Top of Listed records

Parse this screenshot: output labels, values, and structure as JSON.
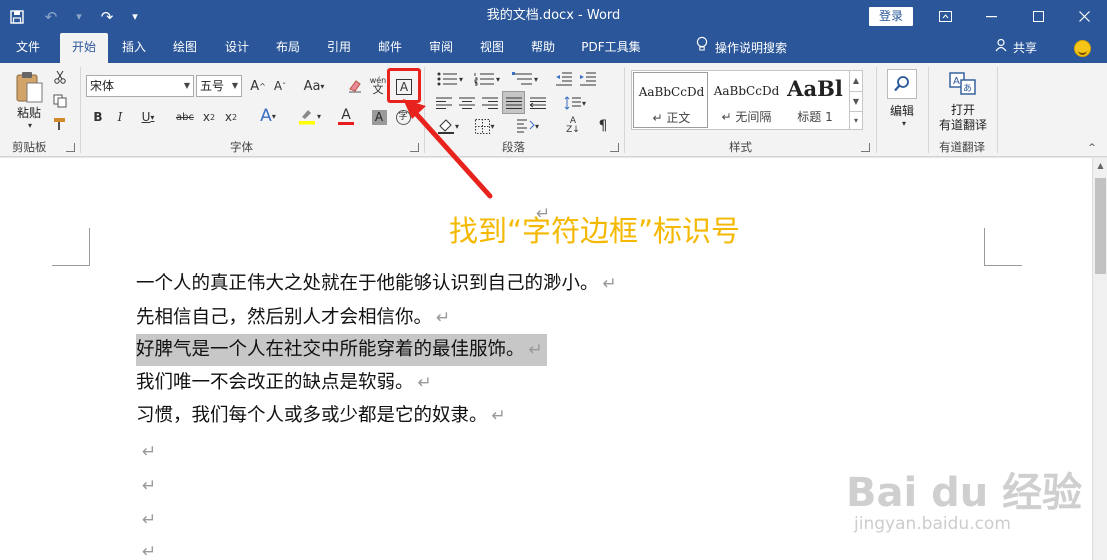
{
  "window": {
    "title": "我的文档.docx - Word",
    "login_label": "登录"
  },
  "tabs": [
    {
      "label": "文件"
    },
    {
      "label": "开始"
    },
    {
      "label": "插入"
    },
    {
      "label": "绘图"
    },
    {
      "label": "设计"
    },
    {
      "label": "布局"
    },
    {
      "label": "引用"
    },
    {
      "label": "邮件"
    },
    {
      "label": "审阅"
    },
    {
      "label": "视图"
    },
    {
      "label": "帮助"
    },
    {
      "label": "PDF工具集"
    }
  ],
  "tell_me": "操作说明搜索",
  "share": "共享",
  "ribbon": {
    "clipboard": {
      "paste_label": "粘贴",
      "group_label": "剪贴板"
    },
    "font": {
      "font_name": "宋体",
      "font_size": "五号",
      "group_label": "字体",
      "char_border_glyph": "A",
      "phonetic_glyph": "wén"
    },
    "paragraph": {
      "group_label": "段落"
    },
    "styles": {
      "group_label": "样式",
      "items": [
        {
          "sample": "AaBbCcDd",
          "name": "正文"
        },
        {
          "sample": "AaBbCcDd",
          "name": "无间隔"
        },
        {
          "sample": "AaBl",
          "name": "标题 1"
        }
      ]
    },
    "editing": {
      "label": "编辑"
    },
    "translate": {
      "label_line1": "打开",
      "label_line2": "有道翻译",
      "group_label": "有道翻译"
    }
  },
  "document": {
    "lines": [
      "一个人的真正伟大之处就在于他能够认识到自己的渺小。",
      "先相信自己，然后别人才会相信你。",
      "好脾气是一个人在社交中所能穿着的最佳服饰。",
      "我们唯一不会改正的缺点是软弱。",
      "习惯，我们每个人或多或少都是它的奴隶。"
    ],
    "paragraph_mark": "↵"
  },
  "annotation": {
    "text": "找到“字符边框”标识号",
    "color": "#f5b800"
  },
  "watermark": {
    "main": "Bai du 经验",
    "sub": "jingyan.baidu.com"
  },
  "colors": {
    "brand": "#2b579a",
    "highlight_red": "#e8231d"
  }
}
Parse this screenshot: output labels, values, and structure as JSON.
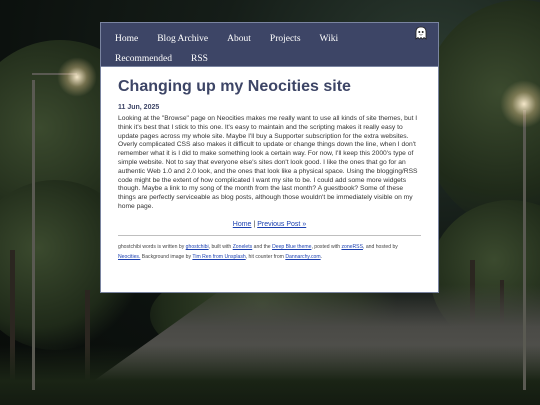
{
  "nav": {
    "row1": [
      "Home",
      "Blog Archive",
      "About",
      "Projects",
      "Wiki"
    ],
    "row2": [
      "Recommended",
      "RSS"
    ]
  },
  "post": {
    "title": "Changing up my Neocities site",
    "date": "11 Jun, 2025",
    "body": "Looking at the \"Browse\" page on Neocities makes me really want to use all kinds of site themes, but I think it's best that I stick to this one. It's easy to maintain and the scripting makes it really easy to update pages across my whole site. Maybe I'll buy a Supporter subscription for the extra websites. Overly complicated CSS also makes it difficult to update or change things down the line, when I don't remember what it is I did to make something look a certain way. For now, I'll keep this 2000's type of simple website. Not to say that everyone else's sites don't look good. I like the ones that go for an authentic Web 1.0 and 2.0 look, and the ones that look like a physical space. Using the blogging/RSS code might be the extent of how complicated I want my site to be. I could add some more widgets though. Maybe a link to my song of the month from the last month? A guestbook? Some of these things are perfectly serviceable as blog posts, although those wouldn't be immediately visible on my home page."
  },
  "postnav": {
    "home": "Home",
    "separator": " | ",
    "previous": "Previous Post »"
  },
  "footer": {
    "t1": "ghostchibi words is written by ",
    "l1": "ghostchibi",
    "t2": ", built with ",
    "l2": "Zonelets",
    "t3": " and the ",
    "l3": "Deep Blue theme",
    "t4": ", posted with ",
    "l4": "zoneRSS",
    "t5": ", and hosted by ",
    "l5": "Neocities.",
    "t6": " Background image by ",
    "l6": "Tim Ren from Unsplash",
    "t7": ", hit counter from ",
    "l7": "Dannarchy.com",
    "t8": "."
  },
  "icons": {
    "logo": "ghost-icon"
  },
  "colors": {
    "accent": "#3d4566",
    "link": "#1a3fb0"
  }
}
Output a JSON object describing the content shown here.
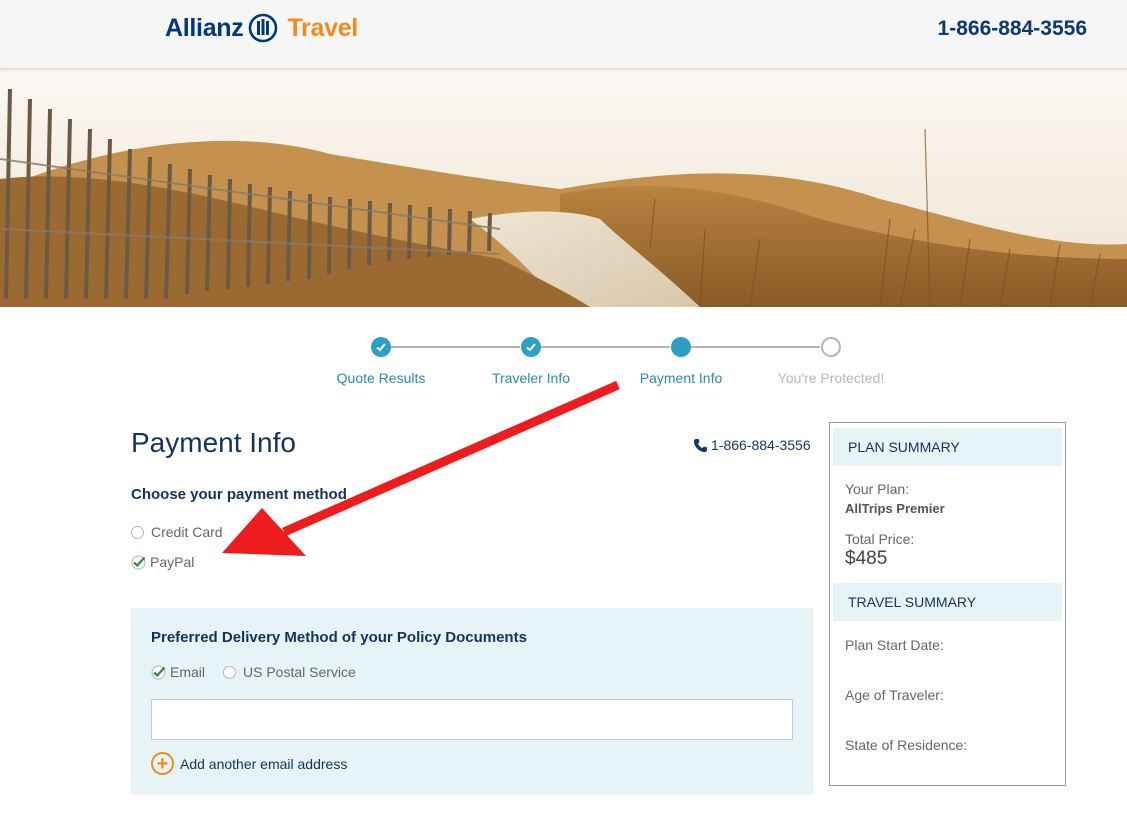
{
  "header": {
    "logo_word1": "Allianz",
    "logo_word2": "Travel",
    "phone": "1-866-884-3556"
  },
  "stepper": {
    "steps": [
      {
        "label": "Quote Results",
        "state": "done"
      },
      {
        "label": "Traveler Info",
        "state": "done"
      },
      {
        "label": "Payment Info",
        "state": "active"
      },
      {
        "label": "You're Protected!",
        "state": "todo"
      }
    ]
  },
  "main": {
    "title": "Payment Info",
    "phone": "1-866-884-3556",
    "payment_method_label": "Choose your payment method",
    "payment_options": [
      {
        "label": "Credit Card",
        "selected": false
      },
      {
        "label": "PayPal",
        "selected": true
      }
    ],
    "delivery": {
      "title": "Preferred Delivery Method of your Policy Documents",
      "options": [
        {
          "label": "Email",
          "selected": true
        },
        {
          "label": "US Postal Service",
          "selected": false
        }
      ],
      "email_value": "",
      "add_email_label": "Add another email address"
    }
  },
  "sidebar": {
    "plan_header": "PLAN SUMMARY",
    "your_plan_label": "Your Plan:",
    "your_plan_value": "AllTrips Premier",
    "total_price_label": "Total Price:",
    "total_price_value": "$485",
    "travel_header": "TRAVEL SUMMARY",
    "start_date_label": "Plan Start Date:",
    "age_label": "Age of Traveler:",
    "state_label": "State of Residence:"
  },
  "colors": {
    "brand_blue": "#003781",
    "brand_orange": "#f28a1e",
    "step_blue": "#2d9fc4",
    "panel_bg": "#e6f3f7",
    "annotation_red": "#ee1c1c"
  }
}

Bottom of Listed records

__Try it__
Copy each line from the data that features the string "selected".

__Problem solution__
        "selected": false
        "selected": true
          "selected": true
          "selected": false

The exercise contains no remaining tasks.